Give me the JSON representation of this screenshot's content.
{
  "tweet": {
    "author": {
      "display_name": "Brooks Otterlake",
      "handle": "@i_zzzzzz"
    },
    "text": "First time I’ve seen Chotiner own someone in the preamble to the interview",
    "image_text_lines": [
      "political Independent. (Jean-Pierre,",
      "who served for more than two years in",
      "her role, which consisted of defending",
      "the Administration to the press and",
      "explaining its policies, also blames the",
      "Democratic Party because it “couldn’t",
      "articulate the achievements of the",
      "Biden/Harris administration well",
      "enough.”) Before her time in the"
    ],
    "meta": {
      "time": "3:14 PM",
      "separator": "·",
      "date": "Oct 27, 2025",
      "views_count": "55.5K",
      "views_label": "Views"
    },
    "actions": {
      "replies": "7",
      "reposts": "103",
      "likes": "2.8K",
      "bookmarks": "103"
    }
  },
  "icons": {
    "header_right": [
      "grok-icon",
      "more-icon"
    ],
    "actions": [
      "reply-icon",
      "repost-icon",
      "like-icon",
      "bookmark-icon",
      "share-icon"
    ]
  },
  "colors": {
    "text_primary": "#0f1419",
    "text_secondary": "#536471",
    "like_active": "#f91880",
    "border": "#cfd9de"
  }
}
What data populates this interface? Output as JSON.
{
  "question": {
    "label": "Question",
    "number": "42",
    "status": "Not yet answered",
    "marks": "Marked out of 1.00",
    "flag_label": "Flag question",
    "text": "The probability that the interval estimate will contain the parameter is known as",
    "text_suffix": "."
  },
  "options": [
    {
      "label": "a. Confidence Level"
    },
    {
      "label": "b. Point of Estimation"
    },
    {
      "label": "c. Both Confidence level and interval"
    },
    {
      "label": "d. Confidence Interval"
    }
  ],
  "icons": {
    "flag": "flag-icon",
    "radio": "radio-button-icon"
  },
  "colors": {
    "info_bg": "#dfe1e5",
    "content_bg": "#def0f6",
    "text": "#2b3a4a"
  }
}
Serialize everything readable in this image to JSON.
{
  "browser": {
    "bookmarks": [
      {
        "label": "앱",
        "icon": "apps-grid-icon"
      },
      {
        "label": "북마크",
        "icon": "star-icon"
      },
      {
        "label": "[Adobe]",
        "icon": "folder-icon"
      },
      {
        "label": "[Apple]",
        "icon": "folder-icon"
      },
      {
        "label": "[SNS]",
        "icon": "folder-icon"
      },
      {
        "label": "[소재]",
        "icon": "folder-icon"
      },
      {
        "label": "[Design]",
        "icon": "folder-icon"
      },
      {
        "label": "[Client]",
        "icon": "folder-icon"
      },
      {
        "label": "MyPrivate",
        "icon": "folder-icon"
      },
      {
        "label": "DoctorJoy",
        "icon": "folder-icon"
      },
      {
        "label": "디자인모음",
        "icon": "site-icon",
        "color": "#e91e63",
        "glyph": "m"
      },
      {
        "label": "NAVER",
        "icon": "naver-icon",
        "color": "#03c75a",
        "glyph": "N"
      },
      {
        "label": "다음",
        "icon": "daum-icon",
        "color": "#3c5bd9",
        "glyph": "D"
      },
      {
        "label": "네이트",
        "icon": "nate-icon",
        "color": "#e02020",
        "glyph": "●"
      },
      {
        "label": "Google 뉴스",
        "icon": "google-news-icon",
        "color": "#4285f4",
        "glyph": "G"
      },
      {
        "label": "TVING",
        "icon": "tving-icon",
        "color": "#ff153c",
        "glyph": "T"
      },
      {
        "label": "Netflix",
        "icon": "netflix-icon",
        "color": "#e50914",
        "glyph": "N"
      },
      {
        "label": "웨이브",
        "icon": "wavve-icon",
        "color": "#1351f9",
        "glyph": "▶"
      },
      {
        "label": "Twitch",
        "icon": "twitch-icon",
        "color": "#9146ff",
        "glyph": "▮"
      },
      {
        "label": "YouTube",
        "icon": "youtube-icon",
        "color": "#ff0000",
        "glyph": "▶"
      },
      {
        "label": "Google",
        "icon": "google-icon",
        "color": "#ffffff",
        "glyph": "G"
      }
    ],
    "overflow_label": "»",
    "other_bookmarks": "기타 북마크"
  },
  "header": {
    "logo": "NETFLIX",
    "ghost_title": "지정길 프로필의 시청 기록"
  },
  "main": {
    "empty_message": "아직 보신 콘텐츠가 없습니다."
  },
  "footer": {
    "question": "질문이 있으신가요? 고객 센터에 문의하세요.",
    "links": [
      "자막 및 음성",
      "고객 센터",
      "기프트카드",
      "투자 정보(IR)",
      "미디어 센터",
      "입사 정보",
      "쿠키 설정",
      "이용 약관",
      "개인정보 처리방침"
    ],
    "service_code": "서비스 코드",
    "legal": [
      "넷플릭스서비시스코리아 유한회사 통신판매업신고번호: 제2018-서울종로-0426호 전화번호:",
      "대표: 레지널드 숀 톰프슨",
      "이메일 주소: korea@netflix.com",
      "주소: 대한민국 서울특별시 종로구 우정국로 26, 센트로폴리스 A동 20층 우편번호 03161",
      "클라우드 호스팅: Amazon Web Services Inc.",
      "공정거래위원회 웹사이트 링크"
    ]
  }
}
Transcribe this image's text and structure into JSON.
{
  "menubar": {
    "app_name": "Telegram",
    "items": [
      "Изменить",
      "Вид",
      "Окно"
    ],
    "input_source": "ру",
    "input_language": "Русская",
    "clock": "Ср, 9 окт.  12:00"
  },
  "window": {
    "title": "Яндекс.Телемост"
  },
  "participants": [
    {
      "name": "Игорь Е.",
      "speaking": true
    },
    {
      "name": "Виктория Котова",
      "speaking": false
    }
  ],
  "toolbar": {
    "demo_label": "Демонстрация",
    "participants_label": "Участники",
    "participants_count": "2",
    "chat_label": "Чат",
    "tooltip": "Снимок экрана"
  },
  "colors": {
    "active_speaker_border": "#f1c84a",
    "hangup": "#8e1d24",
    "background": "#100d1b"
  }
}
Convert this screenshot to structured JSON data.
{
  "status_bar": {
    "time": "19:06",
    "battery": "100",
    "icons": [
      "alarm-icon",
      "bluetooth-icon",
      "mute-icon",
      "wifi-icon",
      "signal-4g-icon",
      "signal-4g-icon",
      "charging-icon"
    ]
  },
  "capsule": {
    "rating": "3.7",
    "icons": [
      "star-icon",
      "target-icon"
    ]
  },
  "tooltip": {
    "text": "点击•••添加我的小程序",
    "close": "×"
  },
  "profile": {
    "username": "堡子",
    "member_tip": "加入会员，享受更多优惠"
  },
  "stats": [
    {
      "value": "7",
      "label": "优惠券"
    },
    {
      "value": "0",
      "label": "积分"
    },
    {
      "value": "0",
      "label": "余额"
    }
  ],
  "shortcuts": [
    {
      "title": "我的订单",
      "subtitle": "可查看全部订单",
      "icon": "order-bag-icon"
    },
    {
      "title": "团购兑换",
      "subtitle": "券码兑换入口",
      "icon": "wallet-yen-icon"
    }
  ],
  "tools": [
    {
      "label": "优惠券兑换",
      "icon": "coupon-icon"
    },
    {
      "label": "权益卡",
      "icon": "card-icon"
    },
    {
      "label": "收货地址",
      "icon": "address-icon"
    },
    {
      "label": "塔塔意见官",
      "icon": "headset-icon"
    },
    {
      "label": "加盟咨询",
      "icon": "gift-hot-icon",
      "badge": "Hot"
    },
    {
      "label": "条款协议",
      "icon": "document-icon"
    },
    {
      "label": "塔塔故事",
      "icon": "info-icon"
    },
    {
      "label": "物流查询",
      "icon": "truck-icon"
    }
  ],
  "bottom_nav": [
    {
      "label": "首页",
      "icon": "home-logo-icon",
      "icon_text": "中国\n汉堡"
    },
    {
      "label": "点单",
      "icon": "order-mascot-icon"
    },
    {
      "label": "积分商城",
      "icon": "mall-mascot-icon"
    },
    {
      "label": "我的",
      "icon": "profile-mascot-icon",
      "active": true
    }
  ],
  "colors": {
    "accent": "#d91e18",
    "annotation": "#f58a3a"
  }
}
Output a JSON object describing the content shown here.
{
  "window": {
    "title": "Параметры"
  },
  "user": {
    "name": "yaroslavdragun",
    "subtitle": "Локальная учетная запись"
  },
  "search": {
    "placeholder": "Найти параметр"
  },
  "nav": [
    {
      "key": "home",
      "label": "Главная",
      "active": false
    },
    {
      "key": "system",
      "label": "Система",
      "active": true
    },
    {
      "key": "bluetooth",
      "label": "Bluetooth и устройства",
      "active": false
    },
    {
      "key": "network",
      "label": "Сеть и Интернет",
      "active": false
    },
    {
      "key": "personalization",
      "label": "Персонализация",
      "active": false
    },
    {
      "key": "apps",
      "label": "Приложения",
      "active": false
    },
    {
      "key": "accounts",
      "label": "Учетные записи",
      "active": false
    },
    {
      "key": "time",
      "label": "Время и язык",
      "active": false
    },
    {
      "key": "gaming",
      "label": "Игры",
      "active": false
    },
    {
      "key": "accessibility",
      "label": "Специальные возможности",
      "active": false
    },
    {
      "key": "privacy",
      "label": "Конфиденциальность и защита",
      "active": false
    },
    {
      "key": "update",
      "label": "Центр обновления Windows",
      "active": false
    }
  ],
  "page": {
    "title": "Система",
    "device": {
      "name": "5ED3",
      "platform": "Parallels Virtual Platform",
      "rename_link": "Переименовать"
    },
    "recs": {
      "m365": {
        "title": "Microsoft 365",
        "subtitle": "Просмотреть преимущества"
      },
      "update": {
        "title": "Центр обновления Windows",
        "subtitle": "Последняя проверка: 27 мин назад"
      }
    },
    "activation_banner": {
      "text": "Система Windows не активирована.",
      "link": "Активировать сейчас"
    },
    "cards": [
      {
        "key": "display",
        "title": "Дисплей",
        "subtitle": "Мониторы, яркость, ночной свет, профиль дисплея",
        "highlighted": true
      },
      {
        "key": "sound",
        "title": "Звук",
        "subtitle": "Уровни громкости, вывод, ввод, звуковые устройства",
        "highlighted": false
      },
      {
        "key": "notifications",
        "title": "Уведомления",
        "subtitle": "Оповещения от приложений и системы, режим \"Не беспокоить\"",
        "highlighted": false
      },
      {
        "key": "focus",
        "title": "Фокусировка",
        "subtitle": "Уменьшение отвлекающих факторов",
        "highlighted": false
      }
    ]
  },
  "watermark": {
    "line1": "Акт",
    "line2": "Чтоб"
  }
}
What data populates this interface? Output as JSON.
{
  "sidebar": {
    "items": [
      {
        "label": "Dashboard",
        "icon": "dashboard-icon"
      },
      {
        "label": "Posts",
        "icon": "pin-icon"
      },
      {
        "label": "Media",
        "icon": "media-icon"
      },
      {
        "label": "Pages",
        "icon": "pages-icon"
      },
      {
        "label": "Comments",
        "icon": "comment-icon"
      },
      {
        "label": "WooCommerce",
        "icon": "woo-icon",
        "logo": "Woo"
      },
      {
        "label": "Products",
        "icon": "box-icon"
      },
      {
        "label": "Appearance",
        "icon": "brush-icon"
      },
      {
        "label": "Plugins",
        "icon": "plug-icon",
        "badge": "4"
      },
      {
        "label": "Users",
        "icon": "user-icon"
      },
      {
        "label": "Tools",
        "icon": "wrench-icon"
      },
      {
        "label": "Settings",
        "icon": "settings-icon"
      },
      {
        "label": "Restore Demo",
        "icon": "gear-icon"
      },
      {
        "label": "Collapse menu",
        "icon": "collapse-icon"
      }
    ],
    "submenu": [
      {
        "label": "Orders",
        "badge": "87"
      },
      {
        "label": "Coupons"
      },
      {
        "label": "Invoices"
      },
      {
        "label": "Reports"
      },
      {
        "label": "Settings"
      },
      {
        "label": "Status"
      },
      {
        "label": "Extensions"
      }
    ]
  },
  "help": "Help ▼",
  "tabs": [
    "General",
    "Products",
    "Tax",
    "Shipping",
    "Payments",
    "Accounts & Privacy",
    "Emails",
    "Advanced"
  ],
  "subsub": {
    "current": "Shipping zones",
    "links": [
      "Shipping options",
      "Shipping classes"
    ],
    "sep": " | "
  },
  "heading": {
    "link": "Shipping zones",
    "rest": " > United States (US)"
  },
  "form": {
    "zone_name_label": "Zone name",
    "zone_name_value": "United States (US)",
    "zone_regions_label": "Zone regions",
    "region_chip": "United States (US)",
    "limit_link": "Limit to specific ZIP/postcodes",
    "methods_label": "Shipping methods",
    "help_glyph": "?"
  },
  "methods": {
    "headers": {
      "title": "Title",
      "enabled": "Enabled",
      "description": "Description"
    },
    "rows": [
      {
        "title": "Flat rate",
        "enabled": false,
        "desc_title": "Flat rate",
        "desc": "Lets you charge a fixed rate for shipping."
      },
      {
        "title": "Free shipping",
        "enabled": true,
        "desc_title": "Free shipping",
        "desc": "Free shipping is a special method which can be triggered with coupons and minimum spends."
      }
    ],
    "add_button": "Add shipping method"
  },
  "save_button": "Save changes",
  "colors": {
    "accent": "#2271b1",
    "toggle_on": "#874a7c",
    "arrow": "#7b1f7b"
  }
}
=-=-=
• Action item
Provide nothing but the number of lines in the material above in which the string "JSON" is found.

• Written solution
7